Images of climate innovation
The Place-based Carbon Calculator
The Place-based Carbon Calculator, www.carbon.place, is a free tool which estimates the per-person carbon footprint for every neighbourhood (census Lower Super Output Area or LSOA) in England. It draws on a wide range of data and research to give a representative view of how carbon footprints vary across the country. PBCC is intended to help communities and policy makers understand where their carbon footprints come from and what we need to do to reduce them.
National commitments made at COP meetings must be implemented in the real world: this means local settings. It, therefore, benefits from clear, easily understandable data to support a place-based understanding of decarbonisation needs and opportunities. The Place-based Carbon Calculator is the first-ever web tool calculating and mapping the average carbon footprint at the neighbourhood level across England.

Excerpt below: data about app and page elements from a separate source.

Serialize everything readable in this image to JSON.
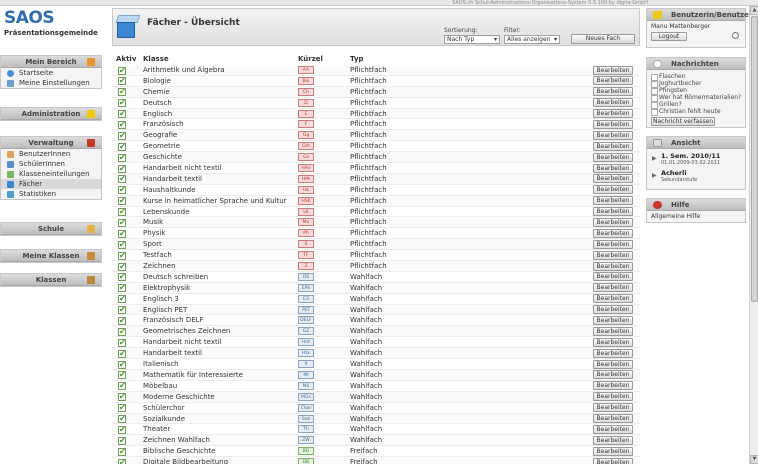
{
  "app": {
    "system_title": "SAOS.ch Schul-Administrations-Organisations-System 0.5.100 by digira GmbH",
    "logo": "SAOS",
    "tenant": "Präsentationsgemeinde"
  },
  "sidebar": {
    "mein_bereich": {
      "title": "Mein Bereich",
      "items": [
        "Startseite",
        "Meine Einstellungen"
      ]
    },
    "administration": {
      "title": "Administration"
    },
    "verwaltung": {
      "title": "Verwaltung",
      "items": [
        "BenutzerInnen",
        "SchülerInnen",
        "Klasseneinteilungen",
        "Fächer",
        "Statistiken"
      ]
    },
    "schule": {
      "title": "Schule"
    },
    "meine_klassen": {
      "title": "Meine Klassen"
    },
    "klassen": {
      "title": "Klassen"
    }
  },
  "main": {
    "title": "Fächer - Übersicht",
    "sort_label": "Sortierung:",
    "sort_value": "Nach Typ",
    "filter_label": "Filter:",
    "filter_value": "Alles anzeigen",
    "new_button": "Neues Fach",
    "columns": {
      "active": "Aktiv",
      "class": "Klasse",
      "short": "Kürzel",
      "type": "Typ"
    },
    "edit_label": "Bearbeiten",
    "rows": [
      {
        "name": "Arithmetik und Algebra",
        "code": "AA",
        "type": "Pflichtfach"
      },
      {
        "name": "Biologie",
        "code": "Bio",
        "type": "Pflichtfach"
      },
      {
        "name": "Chemie",
        "code": "Ch",
        "type": "Pflichtfach"
      },
      {
        "name": "Deutsch",
        "code": "D",
        "type": "Pflichtfach"
      },
      {
        "name": "Englisch",
        "code": "E",
        "type": "Pflichtfach"
      },
      {
        "name": "Französisch",
        "code": "F",
        "type": "Pflichtfach"
      },
      {
        "name": "Geografie",
        "code": "Gg",
        "type": "Pflichtfach"
      },
      {
        "name": "Geometrie",
        "code": "Gm",
        "type": "Pflichtfach"
      },
      {
        "name": "Geschichte",
        "code": "Gs",
        "type": "Pflichtfach"
      },
      {
        "name": "Handarbeit nicht textil",
        "code": "HAn",
        "type": "Pflichtfach"
      },
      {
        "name": "Handarbeit textil",
        "code": "HAt",
        "type": "Pflichtfach"
      },
      {
        "name": "Haushaltkunde",
        "code": "Hk",
        "type": "Pflichtfach"
      },
      {
        "name": "Kurse in heimatlicher Sprache und Kultur",
        "code": "HSK",
        "type": "Pflichtfach"
      },
      {
        "name": "Lebenskunde",
        "code": "LK",
        "type": "Pflichtfach"
      },
      {
        "name": "Musik",
        "code": "Mu",
        "type": "Pflichtfach"
      },
      {
        "name": "Physik",
        "code": "Ph",
        "type": "Pflichtfach"
      },
      {
        "name": "Sport",
        "code": "S",
        "type": "Pflichtfach"
      },
      {
        "name": "Testfach",
        "code": "TF",
        "type": "Pflichtfach"
      },
      {
        "name": "Zeichnen",
        "code": "Z",
        "type": "Pflichtfach"
      },
      {
        "name": "Deutsch schreiben",
        "code": "DS",
        "type": "Wahlfach"
      },
      {
        "name": "Elektrophysik",
        "code": "EPh",
        "type": "Wahlfach"
      },
      {
        "name": "Englisch 3",
        "code": "E3",
        "type": "Wahlfach"
      },
      {
        "name": "Englisch PET",
        "code": "PET",
        "type": "Wahlfach"
      },
      {
        "name": "Französisch DELF",
        "code": "DELF",
        "type": "Wahlfach"
      },
      {
        "name": "Geometrisches Zeichnen",
        "code": "GZ",
        "type": "Wahlfach"
      },
      {
        "name": "Handarbeit nicht textil",
        "code": "Hnt",
        "type": "Wahlfach"
      },
      {
        "name": "Handarbeit textil",
        "code": "Htx",
        "type": "Wahlfach"
      },
      {
        "name": "Italienisch",
        "code": "It",
        "type": "Wahlfach"
      },
      {
        "name": "Mathematik für Interessierte",
        "code": "MI",
        "type": "Wahlfach"
      },
      {
        "name": "Möbelbau",
        "code": "Mö",
        "type": "Wahlfach"
      },
      {
        "name": "Moderne Geschichte",
        "code": "MGs",
        "type": "Wahlfach"
      },
      {
        "name": "Schülerchor",
        "code": "Chor",
        "type": "Wahlfach"
      },
      {
        "name": "Sozialkunde",
        "code": "Sok",
        "type": "Wahlfach"
      },
      {
        "name": "Theater",
        "code": "Th",
        "type": "Wahlfach"
      },
      {
        "name": "Zeichnen Wahlfach",
        "code": "ZW",
        "type": "Wahlfach"
      },
      {
        "name": "Biblische Geschichte",
        "code": "BG",
        "type": "Freifach"
      },
      {
        "name": "Digitale Bildbearbeitung",
        "code": "DB",
        "type": "Freifach"
      }
    ]
  },
  "right": {
    "user": {
      "title": "Benutzerin/Benutzer",
      "name": "Manu Mattenberger",
      "logout": "Logout"
    },
    "news": {
      "title": "Nachrichten",
      "items": [
        "Flaschen",
        "Joghurtbecher",
        "Pfingsten",
        "Wer hat Römermaterialien?",
        "Grillen?",
        "Christian fehlt heute"
      ],
      "compose": "Nachricht verfassen"
    },
    "view": {
      "title": "Ansicht",
      "semester": "1. Sem. 2010/11",
      "dates": "01.01.2009-03.02.2011",
      "school": "Acherli",
      "level": "Sekundarstufe"
    },
    "help": {
      "title": "Hilfe",
      "link": "Allgemeine Hilfe"
    }
  },
  "colors": {
    "pflicht_bg": "#f7dada",
    "pflicht_border": "#c97c7c",
    "pflicht_text": "#b33a3a",
    "wahl_bg": "#e4ecf5",
    "wahl_border": "#8aa3bf",
    "wahl_text": "#4a6a8a",
    "frei_bg": "#e2f2dc",
    "frei_border": "#7fb36b",
    "frei_text": "#3f7d2a"
  }
}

The map shows high carbon (red) and low carbon (blue) communities. The free tool uses a range of rich but hitherto underused datasets and calculation methods to bring key aspects of personal/household carbon footprint into sharp focus. For example, the huge carbon footprint from the small proportion of frequent fliers, a vital fact obscured in official carbon accounting for decades. Or how moving to the countryside can treble a person's carbon footprint at the same level of income.

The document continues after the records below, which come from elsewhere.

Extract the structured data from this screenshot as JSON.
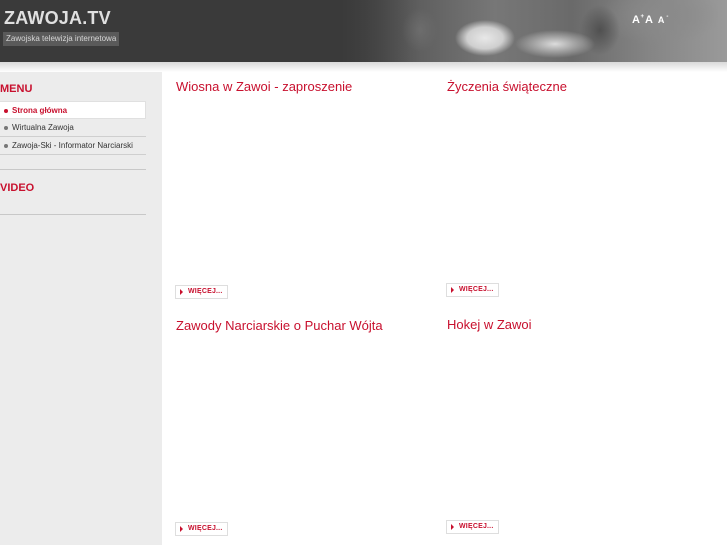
{
  "header": {
    "site_title": "ZAWOJA.TV",
    "tagline": "Zawojska telewizja internetowa",
    "font_tools": {
      "large": "A",
      "large_sup": "+",
      "normal": "A",
      "small": "A",
      "small_sup": "-"
    }
  },
  "sidebar": {
    "menu_heading": "MENU",
    "menu_items": [
      {
        "label": "Strona główna",
        "active": true
      },
      {
        "label": "Wirtualna Zawoja",
        "active": false
      },
      {
        "label": "Zawoja-Ski - Informator Narciarski",
        "active": false
      }
    ],
    "video_heading": "VIDEO"
  },
  "articles": [
    {
      "title": "Wiosna w Zawoi - zaproszenie",
      "more_label": "WIĘCEJ..."
    },
    {
      "title": "Życzenia świąteczne",
      "more_label": "WIĘCEJ..."
    },
    {
      "title": "Zawody Narciarskie o Puchar Wójta",
      "more_label": "WIĘCEJ..."
    },
    {
      "title": "Hokej w Zawoi",
      "more_label": "WIĘCEJ..."
    }
  ],
  "colors": {
    "accent": "#c8102e",
    "header_bg": "#3a3a3a",
    "sidebar_bg": "#ececec"
  }
}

It also shows the vital importance of embodied carbon in our consumption of goods and services (typically half of the carbon footprint) and the urgency of decarbonising domestic heating. The smaller inset images show examples of the detailed popup report provided for each neighbourhood and the tools ability to map public transport frequency and travel times.

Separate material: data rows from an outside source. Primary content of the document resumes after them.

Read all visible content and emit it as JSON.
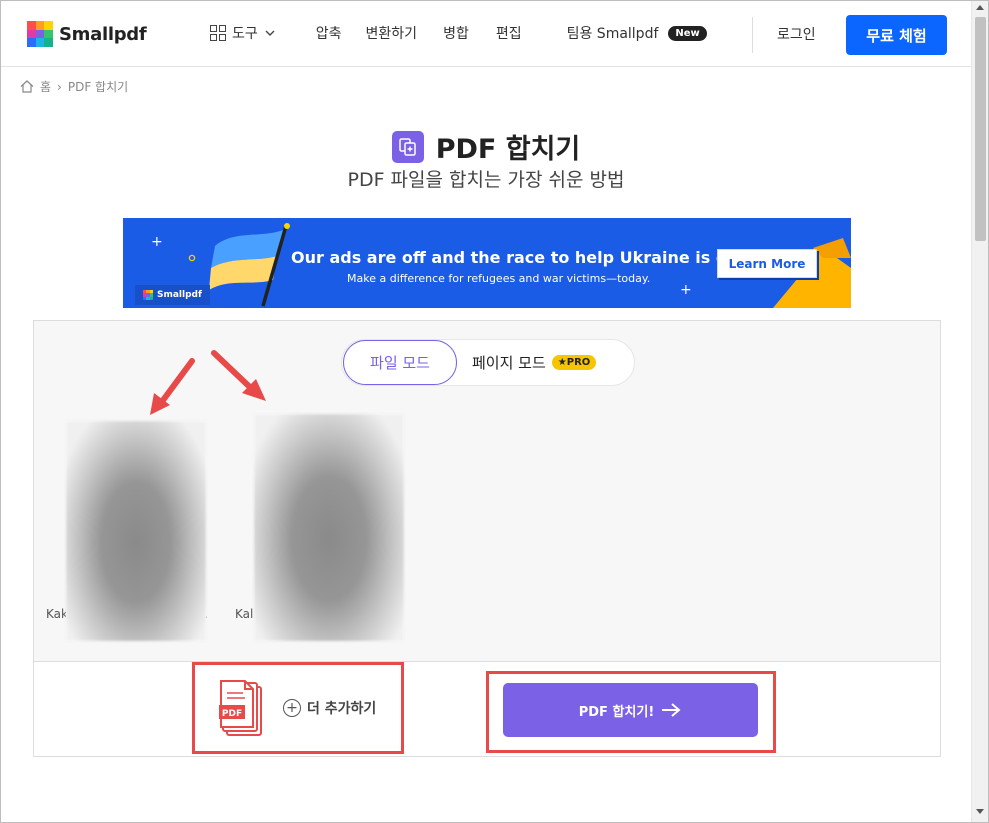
{
  "header": {
    "logo_text": "Smallpdf",
    "nav": {
      "tools": "도구",
      "compress": "압축",
      "convert": "변환하기",
      "merge": "병합",
      "edit": "편집",
      "team": "팀용 Smallpdf",
      "team_badge": "New"
    },
    "login": "로그인",
    "trial_button": "무료 체험"
  },
  "breadcrumb": {
    "home": "홈",
    "separator": "›",
    "current": "PDF 합치기"
  },
  "page": {
    "title": "PDF 합치기",
    "subtitle": "PDF 파일을 합치는 가장 쉬운 방법"
  },
  "banner": {
    "headline": "Our ads are off and the race to help Ukraine is on",
    "subline": "Make a difference for refugees and war victims—today.",
    "button": "Learn More",
    "logo_text": "Smallpdf"
  },
  "workspace": {
    "mode_file": "파일 모드",
    "mode_page": "페이지 모드",
    "pro_badge": "★PRO",
    "files": [
      {
        "label_left": "Kak",
        "label_right": "."
      },
      {
        "label_left": "Kal",
        "label_right": ""
      }
    ],
    "add_more": "더 추가하기",
    "merge_button": "PDF 합치기!",
    "pdf_icon_text": "PDF"
  },
  "colors": {
    "accent": "#7b61e6",
    "primary": "#0a66ff",
    "banner_bg": "#1a5ce6",
    "annotation": "#e84a4a",
    "pro": "#f7c400"
  }
}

Neighbourhood level data is vital for spotting opportunities to decarbonise and targeting policies in the area where the greatest savings can be made. The key takeaway is that in England's unequal society, to deliver rapid decarbonisation, England's prosperous neighbourhoods need to pull their weight. Those who need to do the most are those who have the money to do the most.
Entrant: Malcolm Morgan , Institute for Transport Studies, University of Leeds
Copyright: Centre for Research into Energy Demand Solutions (CREDS)/Ordnance Survey